The first half of the film, of the slave becoming a gladiator who rebels against the order, can’t help but be compared to Ridley Scott’s Gladiator which, maybe on purpose, borrows a large amount from Spartacus. The older film is on a far larger scale, however, and while Gladiator focuses on the relationship between Maximus (Russell Crowe) and Commodus (Joaquin Phoenix) as the only thing that matters for the future of Rome, Spartacus goes big, with huge armies doing battle. But in spite of this, it remains personal, with the relationship between Spartacus (Kirk Douglas) and wife Virinia (Jean Simmons) getting a lot of screen time. The political wrangling between the greedy senators Gracchus (Charles Laughton) and Crassus (Laurence Olivier) is also more fleshed out than that of Gladiator.

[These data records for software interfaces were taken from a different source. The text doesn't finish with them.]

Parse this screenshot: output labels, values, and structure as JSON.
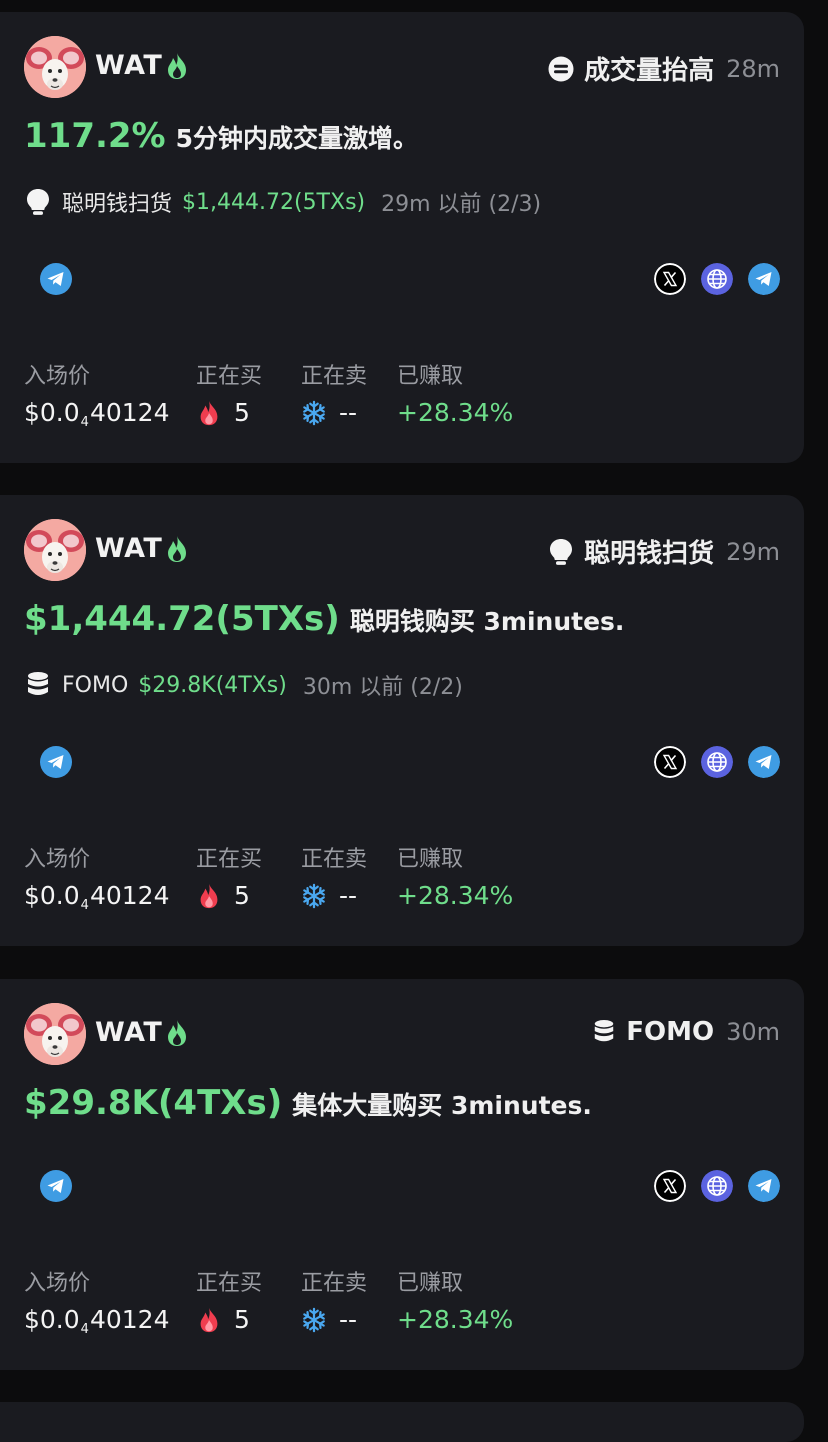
{
  "cards": [
    {
      "ticker": "WAT",
      "tag_label": "成交量抬高",
      "tag_time": "28m",
      "headline_big": "117.2%",
      "headline_rest": "5分钟内成交量激增。",
      "sub_label": "聪明钱扫货",
      "sub_amount": "$1,444.72(5TXs)",
      "sub_time": "29m 以前 (2/3)",
      "stats": {
        "entry_label": "入场价",
        "entry_prefix": "$0.0",
        "entry_sub": "4",
        "entry_suffix": "40124",
        "buying_label": "正在买",
        "buying_value": "5",
        "selling_label": "正在卖",
        "selling_value": "--",
        "earned_label": "已赚取",
        "earned_value": "+28.34%"
      }
    },
    {
      "ticker": "WAT",
      "tag_label": "聪明钱扫货",
      "tag_time": "29m",
      "headline_big": "$1,444.72(5TXs)",
      "headline_rest": "聪明钱购买 3minutes.",
      "sub_label": "FOMO",
      "sub_amount": "$29.8K(4TXs)",
      "sub_time": "30m 以前 (2/2)",
      "stats": {
        "entry_label": "入场价",
        "entry_prefix": "$0.0",
        "entry_sub": "4",
        "entry_suffix": "40124",
        "buying_label": "正在买",
        "buying_value": "5",
        "selling_label": "正在卖",
        "selling_value": "--",
        "earned_label": "已赚取",
        "earned_value": "+28.34%"
      }
    },
    {
      "ticker": "WAT",
      "tag_label": "FOMO",
      "tag_time": "30m",
      "headline_big": "$29.8K(4TXs)",
      "headline_rest": "集体大量购买 3minutes.",
      "stats": {
        "entry_label": "入场价",
        "entry_prefix": "$0.0",
        "entry_sub": "4",
        "entry_suffix": "40124",
        "buying_label": "正在买",
        "buying_value": "5",
        "selling_label": "正在卖",
        "selling_value": "--",
        "earned_label": "已赚取",
        "earned_value": "+28.34%"
      }
    }
  ],
  "colors": {
    "accent_green": "#6fdd8b",
    "card_bg": "#1a1b20",
    "telegram": "#3f9ce3",
    "globe": "#5b63e0"
  },
  "icons": [
    "volume-up-icon",
    "lightbulb-icon",
    "database-icon",
    "flame-icon",
    "snowflake-icon",
    "telegram-icon",
    "x-logo-icon",
    "globe-icon"
  ]
}
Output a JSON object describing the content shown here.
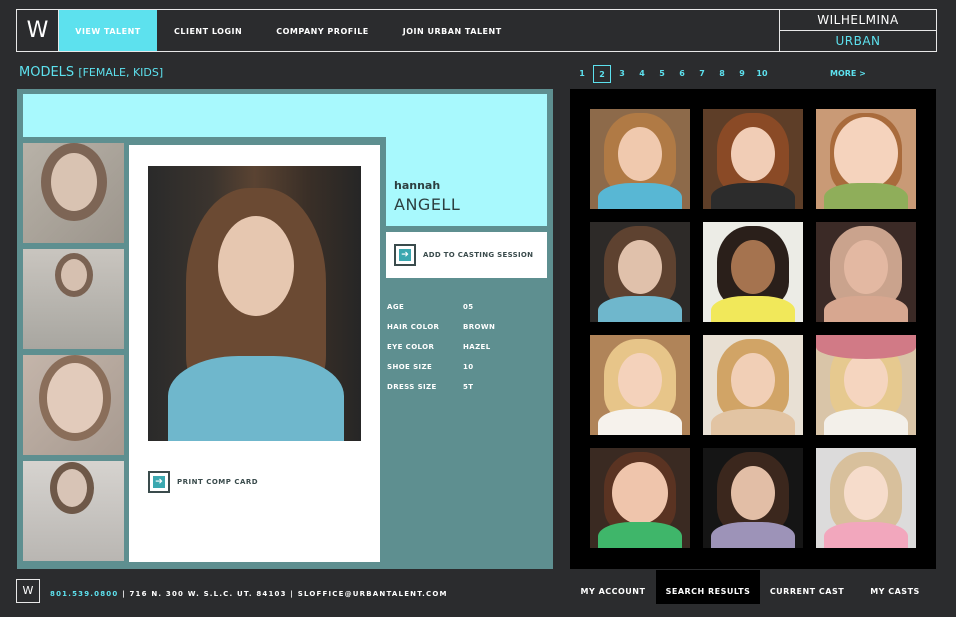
{
  "header": {
    "logo": "W",
    "nav": [
      "view talent",
      "client login",
      "company profile",
      "join urban talent"
    ],
    "active_nav": 0,
    "brand_top": "WILHELMINA",
    "brand_bottom": "URBAN"
  },
  "section": {
    "title": "MODELS",
    "subtitle": "[FEMALE, KIDS]"
  },
  "pagination": {
    "pages": [
      "1",
      "2",
      "3",
      "4",
      "5",
      "6",
      "7",
      "8",
      "9",
      "10"
    ],
    "current": "2",
    "more": "MORE >"
  },
  "profile": {
    "first_name": "hannah",
    "last_name": "ANGELL",
    "add_to_casting": "ADD TO CASTING SESSION",
    "print_comp_card": "PRINT COMP CARD",
    "stats": [
      {
        "label": "AGE",
        "value": "05"
      },
      {
        "label": "HAIR COLOR",
        "value": "BROWN"
      },
      {
        "label": "EYE COLOR",
        "value": "HAZEL"
      },
      {
        "label": "SHOE SIZE",
        "value": "10"
      },
      {
        "label": "DRESS SIZE",
        "value": "5T"
      }
    ]
  },
  "colors": {
    "accent": "#5de1ee",
    "panel": "#5e8f90",
    "light_band": "#a8f9fd",
    "background": "#2b2c2e"
  },
  "footer": {
    "logo": "W",
    "phone": "801.539.0800",
    "address": " | 716 N. 300 W. S.L.C. UT. 84103 | ",
    "email": "SLOFFICE@URBANTALENT.COM"
  },
  "bottom_tabs": [
    "MY ACCOUNT",
    "SEARCH RESULTS",
    "CURRENT CAST",
    "MY CASTS"
  ],
  "active_bottom_tab": 1
}
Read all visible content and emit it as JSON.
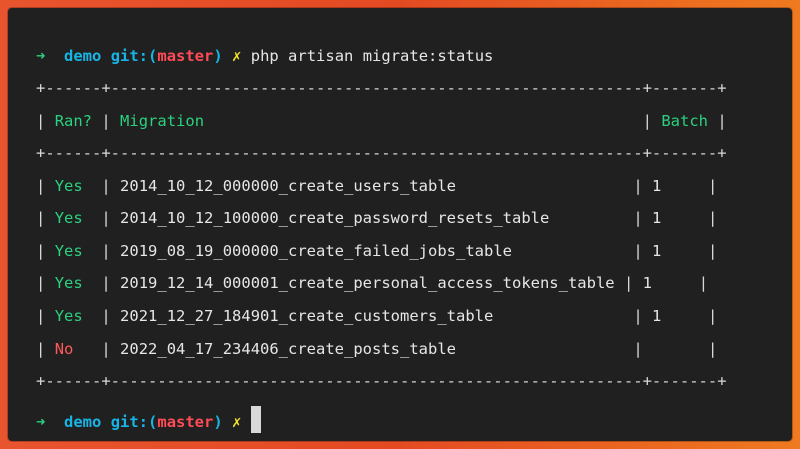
{
  "prompt": {
    "arrow": "➜",
    "dir": "demo",
    "git_label": "git:(",
    "branch": "master",
    "git_close": ")",
    "dirty": "✗"
  },
  "command": "php artisan migrate:status",
  "table": {
    "separator": "+------+---------------------------------------------------------+-------+",
    "headers": [
      "Ran?",
      "Migration",
      "Batch"
    ],
    "rows": [
      {
        "ran": "Yes",
        "migration": "2014_10_12_000000_create_users_table",
        "batch": "1"
      },
      {
        "ran": "Yes",
        "migration": "2014_10_12_100000_create_password_resets_table",
        "batch": "1"
      },
      {
        "ran": "Yes",
        "migration": "2019_08_19_000000_create_failed_jobs_table",
        "batch": "1"
      },
      {
        "ran": "Yes",
        "migration": "2019_12_14_000001_create_personal_access_tokens_table",
        "batch": "1"
      },
      {
        "ran": "Yes",
        "migration": "2021_12_27_184901_create_customers_table",
        "batch": "1"
      },
      {
        "ran": "No",
        "migration": "2022_04_17_234406_create_posts_table",
        "batch": ""
      }
    ]
  },
  "colors": {
    "background": "#202020",
    "green": "#2bd17f",
    "cyan": "#18b4e6",
    "red": "#ff4b55",
    "yellow": "#f5e52a"
  }
}
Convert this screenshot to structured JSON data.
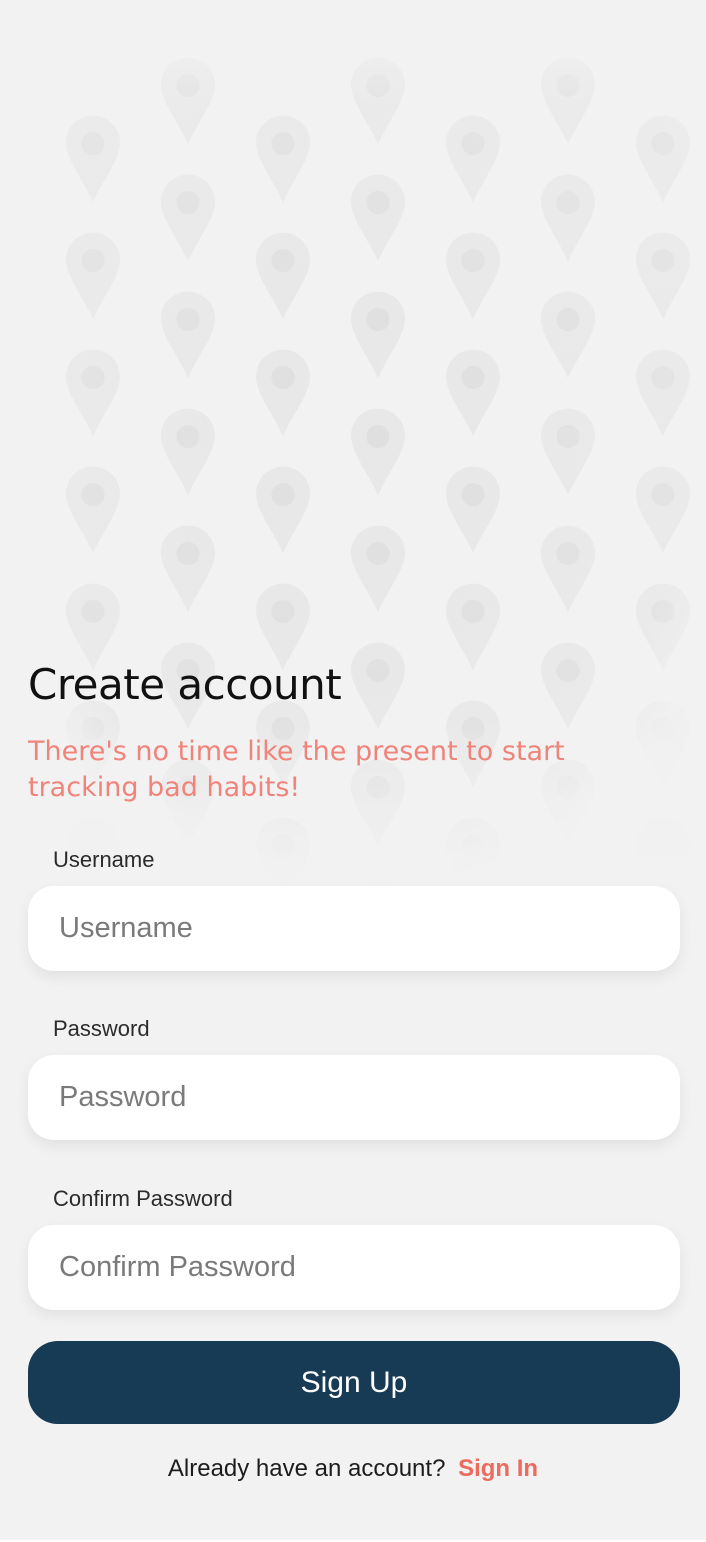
{
  "header": {
    "title": "Create account",
    "subtitle": "There's no time like the present to start tracking bad habits!"
  },
  "form": {
    "username": {
      "label": "Username",
      "placeholder": "Username",
      "value": ""
    },
    "password": {
      "label": "Password",
      "placeholder": "Password",
      "value": ""
    },
    "confirm_password": {
      "label": "Confirm Password",
      "placeholder": "Confirm Password",
      "value": ""
    }
  },
  "actions": {
    "signup_label": "Sign Up",
    "signin_prompt": "Already have an account?",
    "signin_label": "Sign In"
  },
  "theme": {
    "background": "#f2f2f2",
    "accent": "#ec6b5e",
    "subtitle_color": "#f0837a",
    "button": "#173a55",
    "pin_color": "#e6e6e6"
  },
  "icons": {
    "background_pattern": "map-pin-icon"
  }
}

It looks dated, but also still impressive, as the makers had to recruit thousands of extras rather than just filling in the gaps with CGI meaning this should really be watched on a big screen if possible. It looks great, although I did spare a thought for the people who have to play a slave under the notoriously demanding Kubrick direction . That’s a tough job description.
Douglas is good, but with his orange tanned face, short hair and craggy skin he looks like the product of a steamy encounter between Mickey Rourke’s character in Sin City and an American news reader. Spartacus as a character also feels like a bit of a throwback because of how unequivocally good he is. He never considers giving in, he never wavers and he only ever pursues the most virtuous course of action. As a historical figure, a modern interpretation might have found it more interesting to look at his motives and flaws, rather than presenting him as so absolutely heroic.
While dated in the way it’s written, acted, shot and scored, this is worth watching if just for having one of the great movie battle scenes. Truly epic in scale, this is an impressive addition to the genre.